If Raymond Felton rolls an ankle and the Knicks need Prigioni to play a lot of point guard with Jason Kidd as his shooting guard, could he win the NBA’s Rookie of the Year Award?
Probably not, though I caution you to expect the unexpected when it comes to the New York Knicks.
And as for the unexpected, we should all realize that each of the NBA’s annual end of season awards could be instantly impacted if and when there’s an unexpected roll of the ankle, tear of a muscle, or firing of a coach.
So without further ado, here are some dark horse candidates for the NBA’s annual end of season awards.
Most Improved Player
Evan Turner, Philadelphia 76ers
The Philadelphia 76ers, despite overachieving last year, came back this season without four of their top players from 2011-2012. Elton Brand (Dallas Mavericks), Jodie Meeks (L.A. Lakers), Lou Williams (Atlanta Hawks) and Andre Iguodala (Denver Nuggets) all have new homes. Turner may be the biggest beneficiary since he will have an opportunity to be the Sixers’ primary offensive wing option and should get a copious amount of easy looks thanks to defensive collapses on Andrew Bynum and playmaking by Jrue Holiday.
Entering his third season, it’s make or break time for Turner. My opinion? He has all of the tools to be a great offensive weapon in the NBA, he’s just lacked the opportunity… until now.
Sixth Man of the Year
Devin Harris, Atlanta Hawks
This is a real dark horse, mainly because it’s difficult to imagine a Sixth Man of the Year coming from a team that wins 30 games. But though Harris is coming off of a few mostly disappointing years, he’ll be Jeff Teague’s primary backup at the point guard spot. Though the Hawks have a few options at the shooting guard spot in Lou Williams, Kyle Korver, Deshawn Stevenson and Anthony Morrow, Harris will be the primary playmaker off the bench and he’ll have ample opportunity to score the ball.
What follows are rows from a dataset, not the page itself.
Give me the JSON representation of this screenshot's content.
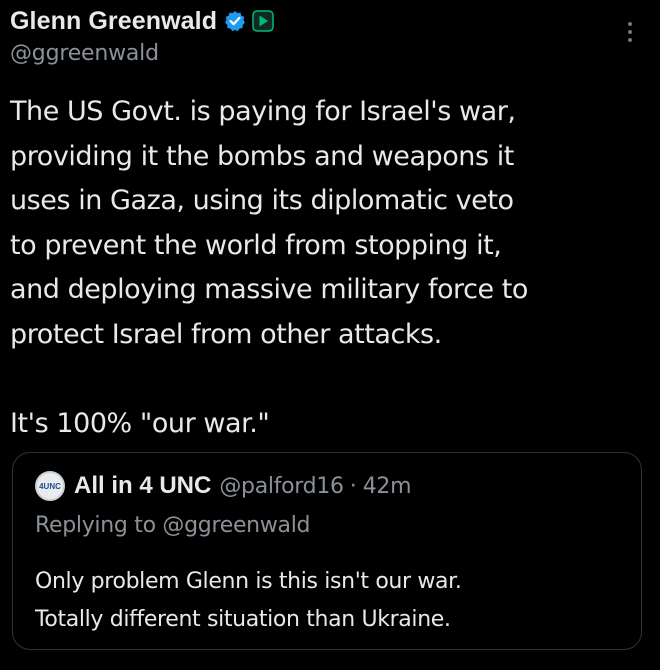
{
  "author": {
    "display_name": "Glenn Greenwald",
    "handle": "@ggreenwald",
    "verified_icon": "verified-badge-icon",
    "affiliate_icon": "affiliate-badge-icon"
  },
  "more_icon": "more-options-icon",
  "tweet": {
    "text": "The US Govt. is paying for Israel's war,\nproviding it the bombs and weapons it\nuses in Gaza, using its diplomatic veto\nto prevent the world from stopping it,\nand deploying massive military force to\nprotect Israel from other attacks.\n\nIt's 100% \"our war.\""
  },
  "quote": {
    "avatar_text": "4UNC",
    "display_name": "All in 4 UNC",
    "handle": "@palford16",
    "separator": "·",
    "time": "42m",
    "replying_to": "Replying to @ggreenwald",
    "text": "Only problem Glenn is this isn't our war.\nTotally different situation than Ukraine."
  },
  "colors": {
    "background": "#000000",
    "text": "#e7e9ea",
    "secondary_text": "#8b9197",
    "verified_blue": "#1d9bf0",
    "affiliate_green": "#00ba7c",
    "border": "#2f3336"
  }
}
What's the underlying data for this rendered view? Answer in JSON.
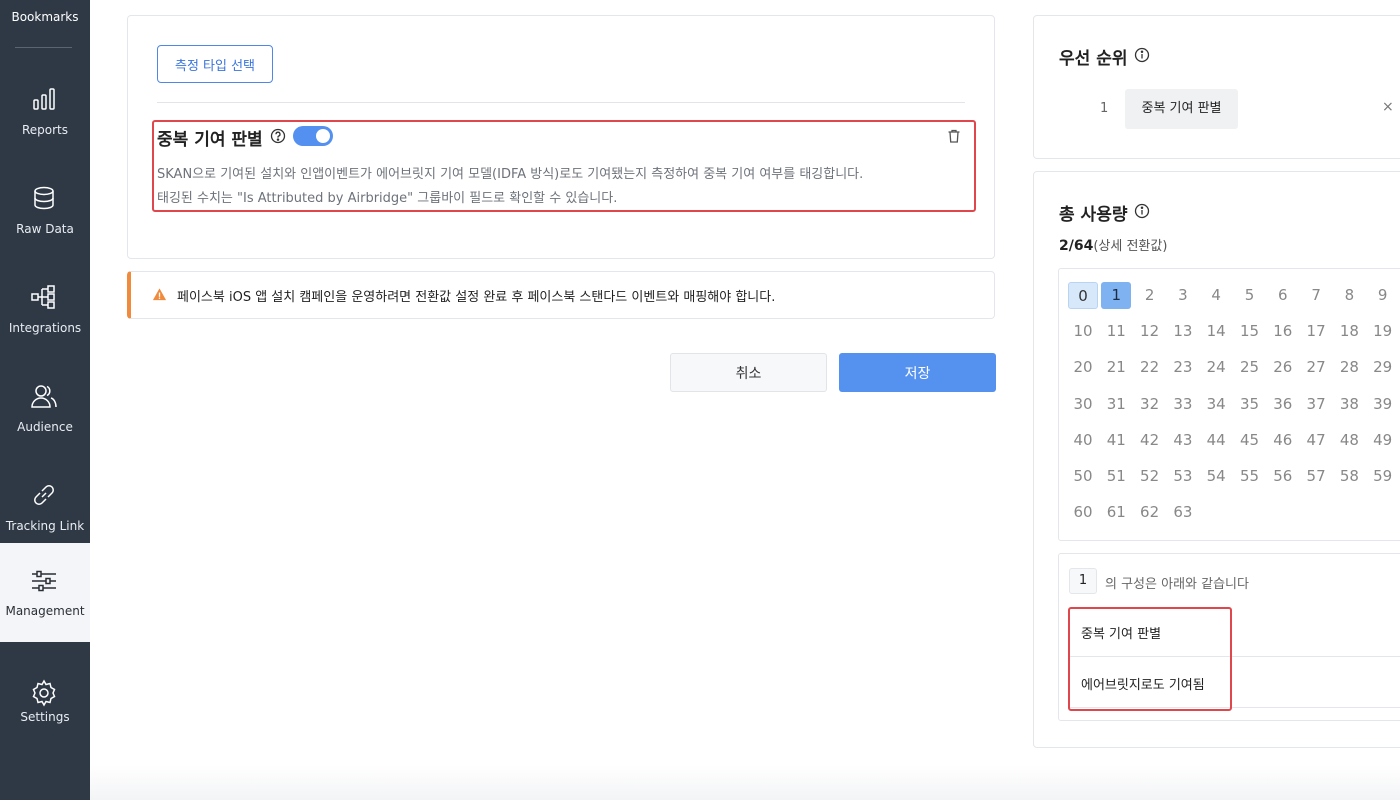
{
  "sidebar": {
    "bookmarks_label": "Bookmarks",
    "items": [
      {
        "label": "Reports",
        "icon": "bar-chart-icon"
      },
      {
        "label": "Raw Data",
        "icon": "database-icon"
      },
      {
        "label": "Integrations",
        "icon": "integrations-icon"
      },
      {
        "label": "Audience",
        "icon": "audience-icon"
      },
      {
        "label": "Tracking Link",
        "icon": "link-icon"
      },
      {
        "label": "Management",
        "icon": "sliders-icon",
        "active": true
      },
      {
        "label": "Settings",
        "icon": "gear-icon"
      }
    ]
  },
  "main": {
    "type_select_button": "측정 타입 선택",
    "dup_title": "중복 기여 판별",
    "dup_toggle_on": true,
    "dup_desc_1": "SKAN으로 기여된 설치와 인앱이벤트가 에어브릿지 기여 모델(IDFA 방식)로도 기여됐는지 측정하여 중복 기여 여부를 태깅합니다.",
    "dup_desc_2": "태깅된 수치는 \"Is Attributed by Airbridge\" 그룹바이 필드로 확인할 수 있습니다.",
    "warning": "페이스북 iOS 앱 설치 캠페인을 운영하려면 전환값 설정 완료 후 페이스북 스탠다드 이벤트와 매핑해야 합니다.",
    "cancel_label": "취소",
    "save_label": "저장"
  },
  "priority": {
    "title": "우선 순위",
    "items": [
      {
        "num": "1",
        "label": "중복 기여 판별",
        "remove": "×"
      }
    ]
  },
  "usage": {
    "title": "총 사용량",
    "count": "2/64",
    "count_suffix": "(상세 전환값)",
    "selected": [
      0,
      1
    ],
    "grid_count": 64,
    "config_num": "1",
    "config_text": "의 구성은 아래와 같습니다",
    "config_rows": [
      "중복 기여 판별",
      "에어브릿지로도 기여됨"
    ]
  },
  "colors": {
    "sidebar_bg": "#2f3946",
    "accent": "#5592f0",
    "highlight_red": "#e0474c",
    "warning_orange": "#f08a3c"
  }
}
That’s probably the role that fits him best.
For what it’s worth, Harris is still just 29 years old and is entering the final year of his contract. This season, he’ll be trying to earn one last contract on a team that will need him to score off the bench. I’d say he’ll have a shot if the Hawks manage to sneak into the seventh of eight spot in the Eastern Conference playoffs.
Rookie of the Year
Damian Lillard, Portland Trail Blazers
Though big things are expected of Lillard, it seems that anyone not named Anthony Davis should be considered a dark horse for the Rookie of the Year award. Long story short with Lillard is that he’s exactly what the Trail Blazers need from their point guard. He’s young, athletic and can create opportunities for his teammates. Even more, the Trail Blazers will have a guy who can help them play faster and help Nicolas Batum, Wesley Matthews and LaMarcus Aldridge get out in transition and be a more effective run-and-gun team.
Defensive Player of the Year
Andre Iguodala, Denver Nuggets
It’s difficult to anoint any member of the Denver Nuggets as someone who will actually play some defense, but here’s the thing about Iguodala: that’s what he’s best at. For years, he’s been miscast as a go-to scorer and offensive facilitator in Philadelphia. Now that he’s in Denver, Ty Lawson, Danilo Gallinari, Wilson Chandler and JaVale McGee will focus on scoring the ball.
Iggy, on the offensive end, will simply get his when it’s there. As for the defensive end? He’ll routinely pull the opposing team’s best offensive wing and with his size and agility, he can cover all three perimeter positions. If the Nuggets win 45 games and Iguodala averages anywhere near the 1.8 steals per-game he has for his career in the NBA’s Western Conference, he’ll have a shot to win this award.